__What is expected__: Where a line of the entries holds the string "Page", copy that line.

--- Records to use Enclosed Below ---

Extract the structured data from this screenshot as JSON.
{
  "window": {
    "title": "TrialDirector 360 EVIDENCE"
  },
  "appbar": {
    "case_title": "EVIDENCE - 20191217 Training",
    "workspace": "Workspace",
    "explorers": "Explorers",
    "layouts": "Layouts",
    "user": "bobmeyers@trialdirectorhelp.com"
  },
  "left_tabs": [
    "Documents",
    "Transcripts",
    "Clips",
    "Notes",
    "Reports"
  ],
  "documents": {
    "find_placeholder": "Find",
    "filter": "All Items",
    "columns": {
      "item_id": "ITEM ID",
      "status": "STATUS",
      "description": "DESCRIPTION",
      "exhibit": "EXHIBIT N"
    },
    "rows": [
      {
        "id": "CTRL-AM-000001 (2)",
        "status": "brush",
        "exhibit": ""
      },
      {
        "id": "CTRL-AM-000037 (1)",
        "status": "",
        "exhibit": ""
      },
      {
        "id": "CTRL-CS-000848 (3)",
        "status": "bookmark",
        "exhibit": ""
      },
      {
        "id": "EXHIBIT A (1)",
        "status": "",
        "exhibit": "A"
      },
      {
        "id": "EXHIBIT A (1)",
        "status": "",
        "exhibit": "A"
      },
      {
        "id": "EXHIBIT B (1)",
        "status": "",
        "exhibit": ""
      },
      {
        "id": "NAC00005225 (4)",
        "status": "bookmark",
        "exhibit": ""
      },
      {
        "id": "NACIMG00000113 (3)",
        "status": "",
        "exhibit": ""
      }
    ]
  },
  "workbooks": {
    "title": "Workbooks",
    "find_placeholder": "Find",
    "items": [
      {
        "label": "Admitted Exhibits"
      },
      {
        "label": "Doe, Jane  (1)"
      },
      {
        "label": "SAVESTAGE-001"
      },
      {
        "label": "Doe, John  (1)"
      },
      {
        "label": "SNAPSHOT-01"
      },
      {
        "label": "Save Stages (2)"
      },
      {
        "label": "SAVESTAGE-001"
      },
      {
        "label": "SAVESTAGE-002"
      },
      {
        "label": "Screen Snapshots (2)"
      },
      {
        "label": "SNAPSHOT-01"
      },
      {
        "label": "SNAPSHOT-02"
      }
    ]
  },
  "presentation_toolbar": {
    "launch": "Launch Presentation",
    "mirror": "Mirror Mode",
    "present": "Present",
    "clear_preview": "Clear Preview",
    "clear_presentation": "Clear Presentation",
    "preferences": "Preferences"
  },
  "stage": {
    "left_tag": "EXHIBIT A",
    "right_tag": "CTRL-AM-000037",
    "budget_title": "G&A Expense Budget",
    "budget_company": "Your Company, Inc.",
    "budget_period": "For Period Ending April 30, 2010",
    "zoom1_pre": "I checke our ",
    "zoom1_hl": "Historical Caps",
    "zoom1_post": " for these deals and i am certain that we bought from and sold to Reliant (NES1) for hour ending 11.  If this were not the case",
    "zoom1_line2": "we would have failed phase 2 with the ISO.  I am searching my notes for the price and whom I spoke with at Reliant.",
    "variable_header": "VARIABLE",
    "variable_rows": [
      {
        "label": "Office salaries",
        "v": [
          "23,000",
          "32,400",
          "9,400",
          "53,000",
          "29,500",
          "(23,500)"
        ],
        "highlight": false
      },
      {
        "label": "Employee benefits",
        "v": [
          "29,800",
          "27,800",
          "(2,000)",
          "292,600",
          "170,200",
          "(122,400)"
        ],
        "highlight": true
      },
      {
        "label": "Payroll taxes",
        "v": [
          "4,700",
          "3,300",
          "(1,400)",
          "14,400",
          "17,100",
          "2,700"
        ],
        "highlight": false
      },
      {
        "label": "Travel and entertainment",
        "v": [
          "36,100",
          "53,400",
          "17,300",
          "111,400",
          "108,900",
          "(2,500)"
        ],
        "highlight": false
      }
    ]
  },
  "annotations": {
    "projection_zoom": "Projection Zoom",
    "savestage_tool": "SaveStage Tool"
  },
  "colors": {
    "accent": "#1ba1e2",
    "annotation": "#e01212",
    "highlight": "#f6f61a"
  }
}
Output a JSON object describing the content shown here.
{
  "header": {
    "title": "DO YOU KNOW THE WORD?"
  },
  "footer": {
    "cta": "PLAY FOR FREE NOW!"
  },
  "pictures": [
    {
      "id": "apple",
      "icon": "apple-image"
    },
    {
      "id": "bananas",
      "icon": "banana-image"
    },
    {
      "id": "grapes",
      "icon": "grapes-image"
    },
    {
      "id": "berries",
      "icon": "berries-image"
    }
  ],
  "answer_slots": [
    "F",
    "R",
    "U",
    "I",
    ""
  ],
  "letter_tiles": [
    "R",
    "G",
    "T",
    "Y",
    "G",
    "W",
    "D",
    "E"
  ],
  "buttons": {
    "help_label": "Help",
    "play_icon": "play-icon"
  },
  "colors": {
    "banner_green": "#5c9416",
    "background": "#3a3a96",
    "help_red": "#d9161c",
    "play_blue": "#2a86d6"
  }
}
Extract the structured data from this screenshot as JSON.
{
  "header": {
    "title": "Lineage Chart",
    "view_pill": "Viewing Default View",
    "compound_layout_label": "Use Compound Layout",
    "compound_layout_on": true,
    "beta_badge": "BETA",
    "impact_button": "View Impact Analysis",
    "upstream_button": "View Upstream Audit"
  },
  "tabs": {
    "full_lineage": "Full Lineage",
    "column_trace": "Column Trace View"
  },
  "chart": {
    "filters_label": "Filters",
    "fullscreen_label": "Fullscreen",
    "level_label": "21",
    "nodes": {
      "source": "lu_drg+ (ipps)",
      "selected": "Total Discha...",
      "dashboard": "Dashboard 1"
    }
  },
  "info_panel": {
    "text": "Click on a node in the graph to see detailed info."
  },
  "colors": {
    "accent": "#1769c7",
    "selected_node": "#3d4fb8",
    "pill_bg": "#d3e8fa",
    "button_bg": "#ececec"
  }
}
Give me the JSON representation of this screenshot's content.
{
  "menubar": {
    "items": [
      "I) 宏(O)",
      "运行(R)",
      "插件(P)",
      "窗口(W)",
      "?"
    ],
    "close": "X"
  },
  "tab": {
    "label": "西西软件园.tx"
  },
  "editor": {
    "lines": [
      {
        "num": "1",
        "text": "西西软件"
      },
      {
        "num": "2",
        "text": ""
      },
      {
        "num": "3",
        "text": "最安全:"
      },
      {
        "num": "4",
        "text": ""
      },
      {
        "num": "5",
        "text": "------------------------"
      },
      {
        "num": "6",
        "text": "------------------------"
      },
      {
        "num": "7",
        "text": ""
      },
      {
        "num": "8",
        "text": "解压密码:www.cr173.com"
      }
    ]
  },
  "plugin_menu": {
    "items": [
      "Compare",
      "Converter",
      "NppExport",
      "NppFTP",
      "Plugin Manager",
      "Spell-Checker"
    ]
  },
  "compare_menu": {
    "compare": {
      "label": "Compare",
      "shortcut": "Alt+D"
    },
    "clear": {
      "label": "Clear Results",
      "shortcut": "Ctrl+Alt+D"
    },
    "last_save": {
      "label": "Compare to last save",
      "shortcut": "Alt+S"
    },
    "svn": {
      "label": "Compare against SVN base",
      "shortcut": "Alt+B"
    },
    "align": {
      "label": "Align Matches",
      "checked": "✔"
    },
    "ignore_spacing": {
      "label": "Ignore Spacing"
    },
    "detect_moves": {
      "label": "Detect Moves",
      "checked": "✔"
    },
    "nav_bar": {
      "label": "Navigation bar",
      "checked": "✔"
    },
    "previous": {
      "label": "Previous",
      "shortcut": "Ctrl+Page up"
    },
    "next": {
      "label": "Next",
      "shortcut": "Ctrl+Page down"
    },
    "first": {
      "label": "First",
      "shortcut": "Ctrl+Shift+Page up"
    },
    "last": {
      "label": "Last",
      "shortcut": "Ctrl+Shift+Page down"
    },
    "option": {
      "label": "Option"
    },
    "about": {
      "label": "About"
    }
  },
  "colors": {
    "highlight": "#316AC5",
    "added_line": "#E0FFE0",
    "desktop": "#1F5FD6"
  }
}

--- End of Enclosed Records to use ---

__Output__:
      "shortcut": "Ctrl+Page up"
      "shortcut": "Ctrl+Page down"
      "shortcut": "Ctrl+Shift+Page up"
      "shortcut": "Ctrl+Shift+Page down"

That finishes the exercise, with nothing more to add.